The Asian Development Bank has been accused of being
absolutely deaf to concerns raised by human rights
campaigners, who were barred by Uzbek authorities from
attending the multilateral banks forum in Tashkent
earlier this month.
Human rights Campaigners, who planned to demonstrate at the
forum on May 3, to mark international press freedom day, said
they were prevented from doing so by the security services.
Crucially, the ADB left registration and visa arrangements
to the Uzbek authorities, making it easier for them to restrict
access to the meeting.
Alisher Ilkhamov, a researcher at the School of
Oriental and African Studies in London, told Emerging
Markets that independent Uzbek NGOs who had tried to
register for the meeting had been referred to the Uzbek
government, led by controversial president Islam Karimov, while
pro-government NGOs had had free access to the
Ilkhamov, who is from Uzbekistan, said: When the EBRD
held its annual meeting in Uzbekistan in 2003, it was quite

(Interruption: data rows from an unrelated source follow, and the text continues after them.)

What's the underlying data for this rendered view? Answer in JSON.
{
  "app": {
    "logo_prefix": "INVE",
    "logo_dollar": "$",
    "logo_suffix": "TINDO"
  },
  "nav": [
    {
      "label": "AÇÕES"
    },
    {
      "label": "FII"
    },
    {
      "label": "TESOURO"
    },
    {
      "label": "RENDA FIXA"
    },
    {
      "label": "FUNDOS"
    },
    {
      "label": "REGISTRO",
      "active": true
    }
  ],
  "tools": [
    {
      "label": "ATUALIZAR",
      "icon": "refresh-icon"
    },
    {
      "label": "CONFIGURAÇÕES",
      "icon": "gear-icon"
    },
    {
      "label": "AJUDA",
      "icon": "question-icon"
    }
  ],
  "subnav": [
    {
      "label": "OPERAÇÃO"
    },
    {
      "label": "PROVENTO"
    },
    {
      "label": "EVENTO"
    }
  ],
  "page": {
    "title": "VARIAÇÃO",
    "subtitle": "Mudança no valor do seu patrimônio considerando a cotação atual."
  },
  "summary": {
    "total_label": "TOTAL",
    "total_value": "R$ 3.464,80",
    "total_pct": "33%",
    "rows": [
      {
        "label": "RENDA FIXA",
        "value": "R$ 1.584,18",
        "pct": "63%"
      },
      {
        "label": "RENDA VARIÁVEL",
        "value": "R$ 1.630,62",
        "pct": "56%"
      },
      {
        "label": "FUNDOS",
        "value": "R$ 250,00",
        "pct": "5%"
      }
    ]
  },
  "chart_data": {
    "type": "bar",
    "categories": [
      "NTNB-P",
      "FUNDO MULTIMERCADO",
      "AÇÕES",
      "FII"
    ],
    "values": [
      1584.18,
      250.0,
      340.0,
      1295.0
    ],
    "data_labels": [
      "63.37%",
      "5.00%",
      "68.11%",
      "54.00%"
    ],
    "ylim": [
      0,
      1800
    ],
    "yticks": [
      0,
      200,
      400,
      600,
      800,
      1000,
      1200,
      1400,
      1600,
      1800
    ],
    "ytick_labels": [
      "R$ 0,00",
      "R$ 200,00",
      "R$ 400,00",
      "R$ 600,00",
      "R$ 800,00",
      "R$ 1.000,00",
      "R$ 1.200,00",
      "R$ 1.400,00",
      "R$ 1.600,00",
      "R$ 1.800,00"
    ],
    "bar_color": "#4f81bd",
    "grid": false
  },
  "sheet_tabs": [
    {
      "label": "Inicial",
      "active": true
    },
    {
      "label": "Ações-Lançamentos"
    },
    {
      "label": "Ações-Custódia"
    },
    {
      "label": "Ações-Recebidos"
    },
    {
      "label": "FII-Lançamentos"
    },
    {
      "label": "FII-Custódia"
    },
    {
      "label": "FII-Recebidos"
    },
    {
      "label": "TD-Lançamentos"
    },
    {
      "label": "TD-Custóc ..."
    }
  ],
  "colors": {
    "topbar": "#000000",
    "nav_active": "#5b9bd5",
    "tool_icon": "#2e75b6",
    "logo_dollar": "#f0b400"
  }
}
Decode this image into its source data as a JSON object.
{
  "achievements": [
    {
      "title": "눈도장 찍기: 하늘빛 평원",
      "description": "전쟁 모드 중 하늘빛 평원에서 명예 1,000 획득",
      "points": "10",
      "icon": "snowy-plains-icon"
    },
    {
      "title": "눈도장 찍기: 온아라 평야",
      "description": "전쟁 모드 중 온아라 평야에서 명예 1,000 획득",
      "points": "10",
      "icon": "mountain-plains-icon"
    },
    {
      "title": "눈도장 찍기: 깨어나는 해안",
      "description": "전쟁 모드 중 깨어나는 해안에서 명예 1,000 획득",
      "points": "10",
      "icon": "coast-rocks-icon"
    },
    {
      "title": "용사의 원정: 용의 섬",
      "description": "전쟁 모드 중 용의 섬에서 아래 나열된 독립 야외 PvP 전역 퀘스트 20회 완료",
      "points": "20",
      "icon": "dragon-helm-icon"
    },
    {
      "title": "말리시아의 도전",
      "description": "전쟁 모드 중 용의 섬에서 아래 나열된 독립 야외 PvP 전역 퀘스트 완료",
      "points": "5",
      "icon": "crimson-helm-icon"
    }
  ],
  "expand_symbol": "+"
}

responsive to civil society organizations and listened to what
they had to say. The ADB was absolutely deaf.
The demonstration on May 3 was planned by the Human Rights
Alliance of Uzbekistan, an internationally-known group that
campaigns against the torture, and detention in prisons and
psychiatric hospitals, of the governments critics.
Alliance member Bakhadyr Namazov, in an e-mail
response to questions from Emerging Markets, confirmed
that the leader of the Alliance, Yelena Urlaeva, and
other human rights defenders were put under house arrest
on the day that they planned to demonstrate. Namazov added that
he himself had been placed under police surveillance throughout
the ADB meeting and under house arrest on 3 May.
Emerging Markets drew the ADBs attention to
published reports of the police action against the protesters.
Ann Quon, Principal Director, ADB Department of External
Relations, responded: We were not aware of this alleged
incident during the Annual Meeting and it has not been brought
to our notice since. She declined to comment further.
Namazov said that not one representative of local NGOs
that are independent of the government was able to attend
the ADB forum, because they were denied registration.
Journalists accreditation was also dealt with by the
Uzbek authorities, and at least two reporters from major
international news agency were denied a visa. Asked about
restrictions on journalists, Quon replied: ADB informed
participating journalists at the point of registration that
decisions on accreditation and visas were to be made by the
The Uzbek authorities closely monitored not only
protesters but forum participants too. The head of an
international banks South East Asian business told
Emerging Markets that government officials insisted
against his will on being present at client
An international coalition of NGOs dedicated to monitoring
the ADBs activity, Forum ADB, decided to boycott the
Tashkent meeting after asking for, and failing to receive, a
guarantee from the bank that representatives would be able to
hold meetings with Uzbek citizens and distribute literature.
Quon at the ADB said that the bank had told the Forum
that they were welcome to attend and participate in the
Annual Meeting, and that they would be expected, just like all
other participants, to respect and observe the host country
laws, protocols and requirements.